Pediatrics member surveys finds more parents request to delay or refuse
vaccines, but the reasons vary
survey of pediatricians illuminates shifting concerns that parents express about
their children’s immunizations compared to a decade ago.
The study in
the September 2016 Pediatrics,
“Vaccine Delays, Refusals, and Patient Dismissals: A Survey of Pediatricians
(published online August 29) compared data from the American Academy of Pediatrics
(AAP) Periodic Survey of Fellows in 2006 and 2013. The surveys were sent to
random samples of AAP members. The study included responses from pediatricians
who routinely provide patient care including immunizations. A total of 629
pediatricians participated in 2006, and 627 participated in 2013.
In 2013, 87
percent of respondents encountered vaccine refusals, up from 75 percent in
2006. Pediatricians perceive the reasons parents delayed vaccines differed from
the reasons they refused vaccines; in 2013, they perceived parents who delayed
vaccines most commonly acted out of concerns for their child’s discomfort and

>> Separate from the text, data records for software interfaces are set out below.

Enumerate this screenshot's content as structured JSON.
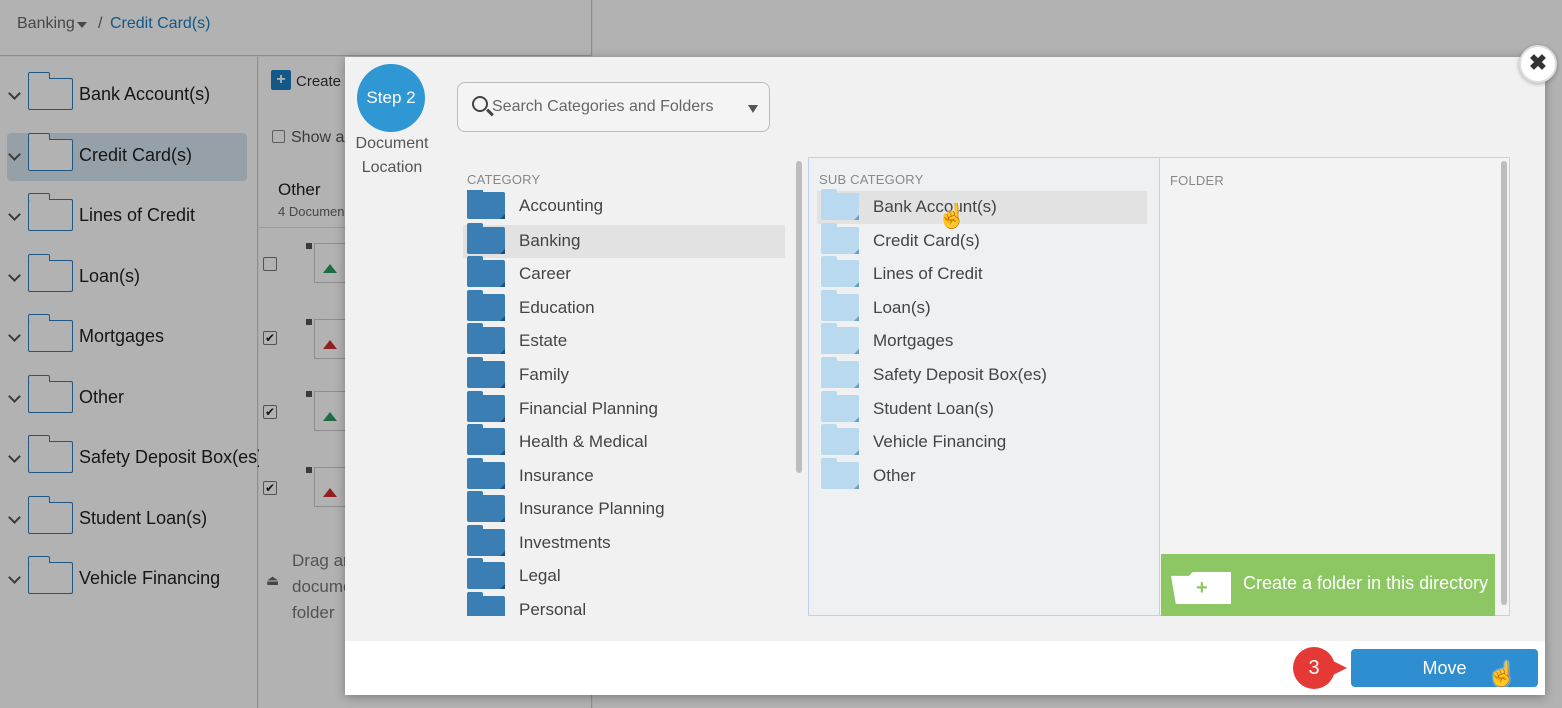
{
  "breadcrumb": {
    "parent": "Banking",
    "separator": "/",
    "current": "Credit Card(s)"
  },
  "tree": {
    "items": [
      {
        "label": "Bank Account(s)",
        "selected": false
      },
      {
        "label": "Credit Card(s)",
        "selected": true
      },
      {
        "label": "Lines of Credit",
        "selected": false
      },
      {
        "label": "Loan(s)",
        "selected": false
      },
      {
        "label": "Mortgages",
        "selected": false
      },
      {
        "label": "Other",
        "selected": false
      },
      {
        "label": "Safety Deposit Box(es)",
        "selected": false
      },
      {
        "label": "Student Loan(s)",
        "selected": false
      },
      {
        "label": "Vehicle Financing",
        "selected": false
      }
    ]
  },
  "middle": {
    "create_label": "Create f",
    "show_label": "Show a",
    "section_title": "Other",
    "section_sub": "4 Documen",
    "drag_text": "Drag ar docume folder"
  },
  "modal": {
    "step_label": "Step 2",
    "step_caption": "Document Location",
    "search": {
      "placeholder": "Search Categories and Folders",
      "value": ""
    },
    "category": {
      "header": "CATEGORY",
      "items": [
        "Accounting",
        "Banking",
        "Career",
        "Education",
        "Estate",
        "Family",
        "Financial Planning",
        "Health & Medical",
        "Insurance",
        "Insurance Planning",
        "Investments",
        "Legal",
        "Personal"
      ],
      "selected": "Banking"
    },
    "sub_category": {
      "header": "SUB CATEGORY",
      "items": [
        "Bank Account(s)",
        "Credit Card(s)",
        "Lines of Credit",
        "Loan(s)",
        "Mortgages",
        "Safety Deposit Box(es)",
        "Student Loan(s)",
        "Vehicle Financing",
        "Other"
      ],
      "hovered": "Bank Account(s)"
    },
    "folder": {
      "header": "FOLDER"
    },
    "create_folder_label": "Create a folder in this directory",
    "move_label": "Move",
    "step_badge": "3",
    "close_symbol": "✖"
  },
  "colors": {
    "accent": "#2f8ecf",
    "create_folder": "#8dc764",
    "badge": "#e53935",
    "step_circle": "#2f97d3"
  }
}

immune system burden, while they said they felt that parents who refused
vaccines more often considered vaccines unnecessary. Overall, the number
of pediatricians who said they perceived parents refused vaccines because they

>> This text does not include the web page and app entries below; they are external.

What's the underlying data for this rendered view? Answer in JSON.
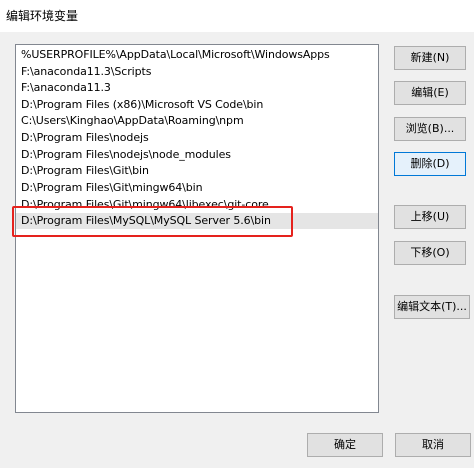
{
  "window": {
    "title": "编辑环境变量"
  },
  "paths": [
    "%USERPROFILE%\\AppData\\Local\\Microsoft\\WindowsApps",
    "F:\\anaconda11.3\\Scripts",
    "F:\\anaconda11.3",
    "D:\\Program Files (x86)\\Microsoft VS Code\\bin",
    "C:\\Users\\Kinghao\\AppData\\Roaming\\npm",
    "D:\\Program Files\\nodejs",
    "D:\\Program Files\\nodejs\\node_modules",
    "D:\\Program Files\\Git\\bin",
    "D:\\Program Files\\Git\\mingw64\\bin",
    "D:\\Program Files\\Git\\mingw64\\libexec\\git-core",
    "D:\\Program Files\\MySQL\\MySQL Server 5.6\\bin"
  ],
  "buttons": {
    "new": "新建(N)",
    "edit": "编辑(E)",
    "browse": "浏览(B)...",
    "delete": "删除(D)",
    "move_up": "上移(U)",
    "move_down": "下移(O)",
    "edit_text": "编辑文本(T)...",
    "ok": "确定",
    "cancel": "取消"
  },
  "colors": {
    "highlight_annotation": "#e5221d",
    "focus_border": "#0078d7"
  }
}
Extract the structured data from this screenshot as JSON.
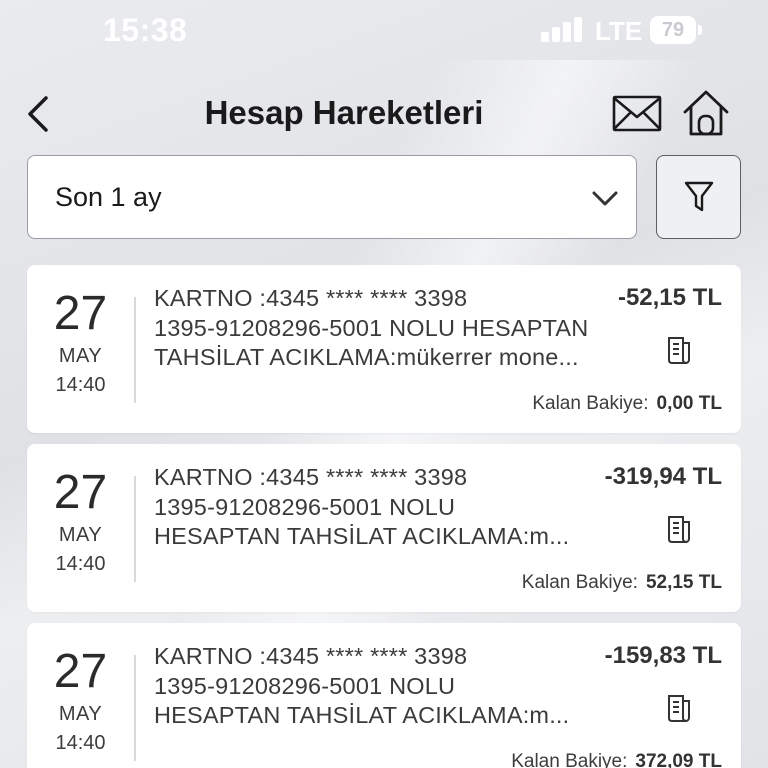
{
  "status_bar": {
    "time": "15:38",
    "network": "LTE",
    "battery": "79"
  },
  "header": {
    "title": "Hesap Hareketleri",
    "icons": [
      "back-chevron-icon",
      "mail-icon",
      "home-icon"
    ]
  },
  "filter": {
    "period_value": "Son 1 ay",
    "icons": [
      "chevron-down-icon",
      "funnel-icon"
    ]
  },
  "balance_label": "Kalan Bakiye:",
  "transactions": [
    {
      "day": "27",
      "month": "MAY",
      "time": "14:40",
      "line1": "KARTNO :4345 **** **** 3398",
      "line2": "1395-91208296-5001 NOLU HESAPTAN",
      "line3": "TAHSİLAT ACIKLAMA:mükerrer mone...",
      "amount": "-52,15 TL",
      "balance": "0,00 TL"
    },
    {
      "day": "27",
      "month": "MAY",
      "time": "14:40",
      "line1": "KARTNO :4345 **** **** 3398",
      "line2": "1395-91208296-5001 NOLU",
      "line3": "HESAPTAN TAHSİLAT ACIKLAMA:m...",
      "amount": "-319,94 TL",
      "balance": "52,15 TL"
    },
    {
      "day": "27",
      "month": "MAY",
      "time": "14:40",
      "line1": "KARTNO :4345 **** **** 3398",
      "line2": "1395-91208296-5001 NOLU",
      "line3": "HESAPTAN TAHSİLAT ACIKLAMA:m...",
      "amount": "-159,83 TL",
      "balance": "372,09 TL"
    }
  ]
}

didn’t see a need for them rose by 10 percent between the time periods studied.
However, three of the top six reasons for vaccine refusal significantly
declined in frequency, including the concern about autism and/or thimerosal (74

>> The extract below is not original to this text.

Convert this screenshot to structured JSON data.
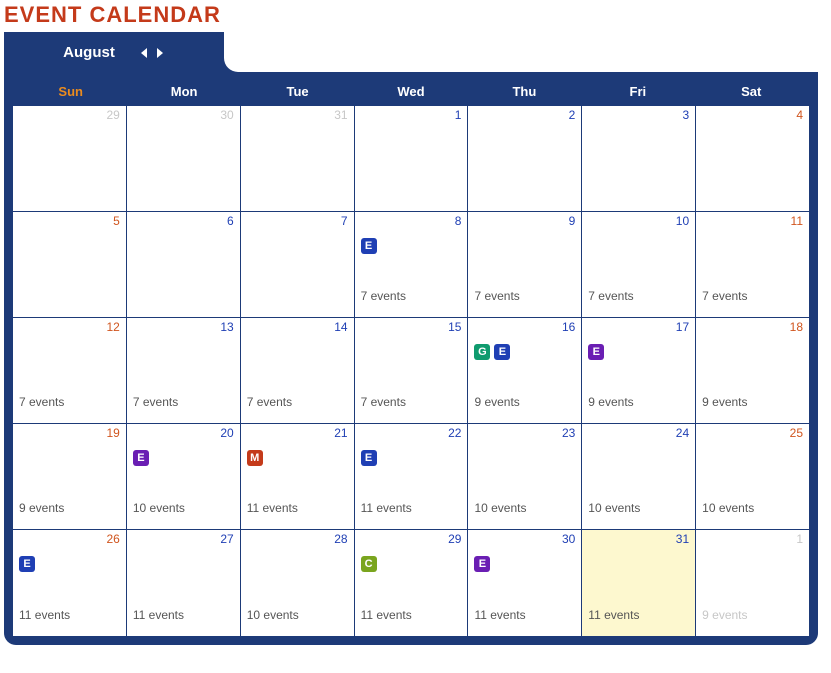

percent in 2006 versus 64 percent in 2013).
survey was distributed just after the first Human Papillomavirus (HPV) vaccine
was approved but before it was widely offered by pediatricians. Despite that
vaccine’s proven effectiveness against cervical and other cancers, it continues
to have lower acceptance rate than other recommended vaccines. Study authors
said the perceived increase in refusals may be, in part, because the HPV
vaccine was recommended when the follow-up survey was conducted.
rise in refusals and delays does not seem to be solely attributable to any one
vaccine, because pediatricians reported increased rates of parents who refused
just one vaccine and those who refused more than one immunization,” said study
author Catherine Hough-Telford, MD, FAAP. This supports prior research findings
that suggest the public’s collective memory of vaccine-preventable diseases may
be fading, she said. “Clearly, though, additional research is needed to
evaluate vaccine hesitancy and how it relates to different vaccines,” she said.
The study also
found that the number of pediatricians who dismiss patients whose parents
refuse vaccines has increased. In 2006, 6 percent of pediatricians reported
“always” dismissing patients for continued vaccine refusal, and by 2013, that
increased to nearly 12 percent.
findings illustrate a need for pediatricians to ask why a parent is refusing a
vaccine, authors said, and tailor educational guidance to address specific
American Academy of Pediatrics is an organization of 66,000 primary
care pediatricians, pediatric medical subspecialists and pediatric
surgical specialists dedicated to the health, safety and well-being of
infants, children, adolescents and young adults. For more information,